By MELINDA DESLATTE
Feb. 21, 2018
BATON ROUGE, La. (AP) — Efforts to broker a tax compromise in the Louisiana Legislature faltered Wednesday, with lawmakers unable to cobble together the votes to move any major tax bills and disagreements threatening to crater the special session without addressing the budget gap.
The House Ways and Means Committee stalled all big-ticket tax proposals, with Republicans and Democrats at odds over which tax types should be used to help close a $994 million shortfall in the financial year that begins July 1.
The budget gap is caused by the looming expiration of temporary taxes passed in 2016. Gov. John Bel Edwards is pushing replacement taxes, saying without them, deep cuts would be forced on the TOPS college tuition program, health services and public safety spending.
The main approach favored by House Republican leaders, including House Speaker Taylor Barras, includes permanent renewal of one-quarter of the expiring 1 percent sales tax along with elimination of some sales tax breaks.
Rep. Stephen Dwight, a Lake Charles Republican, tried to push the sales tax bill in the House committee only to run into opposition from Democrats.
"I think without this bill, this session is over," Dwight said.
Democrats prefer income tax changes, particularly cutting tax breaks for middle- and upper-income taxpayers who itemize deductions on their income tax returns.
Rep. Ted James, a Baton Rouge Democrat, told Dwight: "This is not the only bill we have. It's not the only solution that we have."
Neither proposal can pass without Republican and Democrat votes.
In the Ways and Means Committee, some Republicans oppose any tax measures, even though they haven't offered ideas for how to make $994 million in cuts. To get a tax bill out of the committee, even one sponsored by a Republican, will take some Democratic support.

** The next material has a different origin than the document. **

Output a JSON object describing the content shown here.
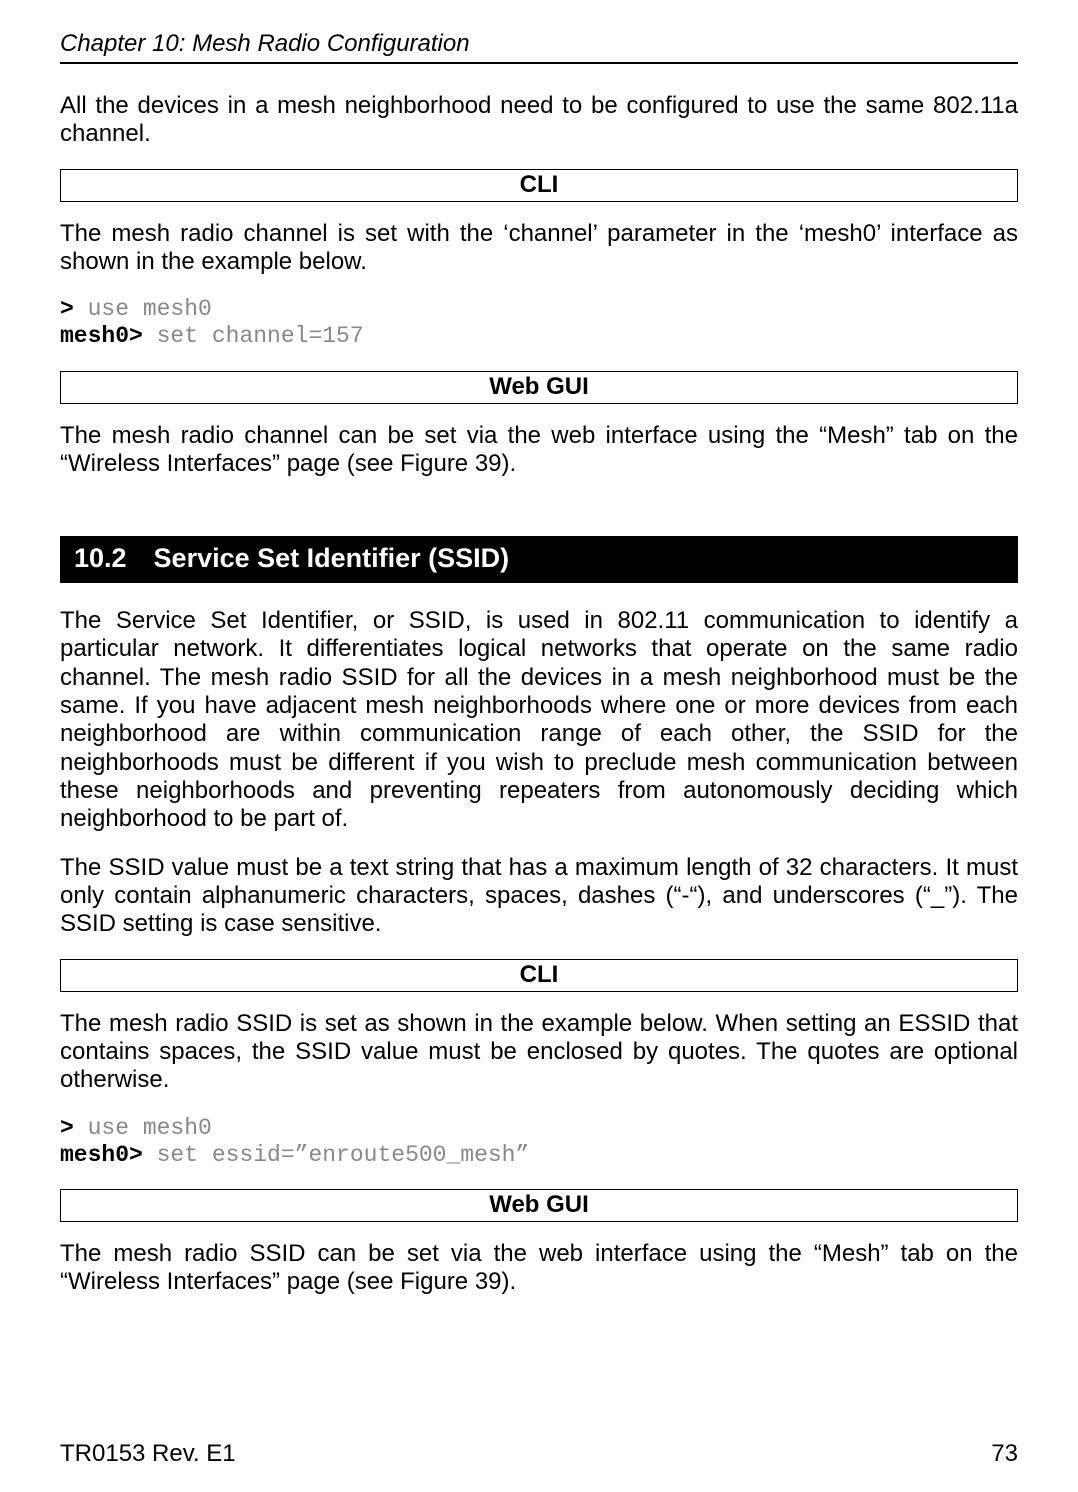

The dividing lines have been drawn for weeks, but House leaders haven't been able to strike an agreement.
Despite the sideways turn Wednesday, Edwards said he remains optimistic a deal could be struck in the special session he called.

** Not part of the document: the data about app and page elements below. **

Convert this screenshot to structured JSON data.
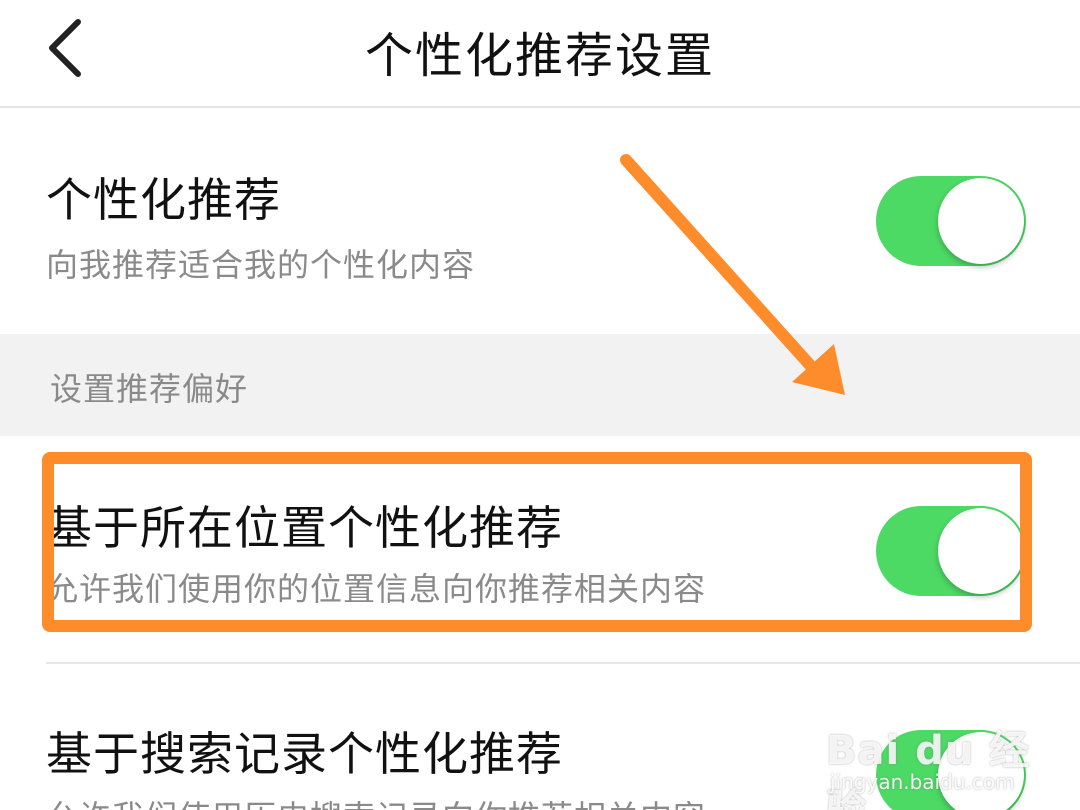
{
  "header": {
    "title": "个性化推荐设置",
    "back_icon": "chevron-left-icon"
  },
  "rows": [
    {
      "title": "个性化推荐",
      "subtitle": "向我推荐适合我的个性化内容",
      "enabled": true
    },
    {
      "title": "基于所在位置个性化推荐",
      "subtitle": "允许我们使用你的位置信息向你推荐相关内容",
      "enabled": true
    },
    {
      "title": "基于搜索记录个性化推荐",
      "subtitle": "允许我们使用历史搜索记录向你推荐相关内容",
      "enabled": true
    }
  ],
  "section": {
    "label": "设置推荐偏好"
  },
  "colors": {
    "toggle_on": "#4cd964",
    "annotation": "#ff8c2b"
  },
  "watermark": {
    "main": "Bai du 经验",
    "sub": "jingyan.baidu.com"
  }
}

"Compromise is hard," the Democratic governor said on his call-in radio show. "I believe at the end of the day, we're going to get it done."
Edwards has changed his approach.
After saying he wouldn't support permanent renewal of the expiring sales tax, the governor said Wednesday he'd consider renewing part of the sales tax if it's not dedicated to a specific spending area. He acknowledged it wasn't his favored tax type, saying sales taxes disproportionately hit the poor.
"It's not reform, but it's something I could do as part of a compromise," Edwards said.
While taxes remained stalled, lawmakers got a bit of good news about the shortfall: boosted estimates of the windfall Louisiana is expected to receive from the federal tax changes.
Louisiana's income tax laws are tied to federal income tax policy. Changes lowering federal income tax liabilities will boost state tax collections.
Greg Albrecht, the Legislature's chief economist, said the state is estimated to collect $302 million more in personal income taxes in the upcoming budget year because of the federal changes, and $271 million annually thereafter.
Those are slightly higher figures than previous estimates — and that money could whittle down the budget shortfall's size when incorporated into the state's income forecast.
Follow Melinda Deslatte on Twitter at http://twitter.com/melindadeslatte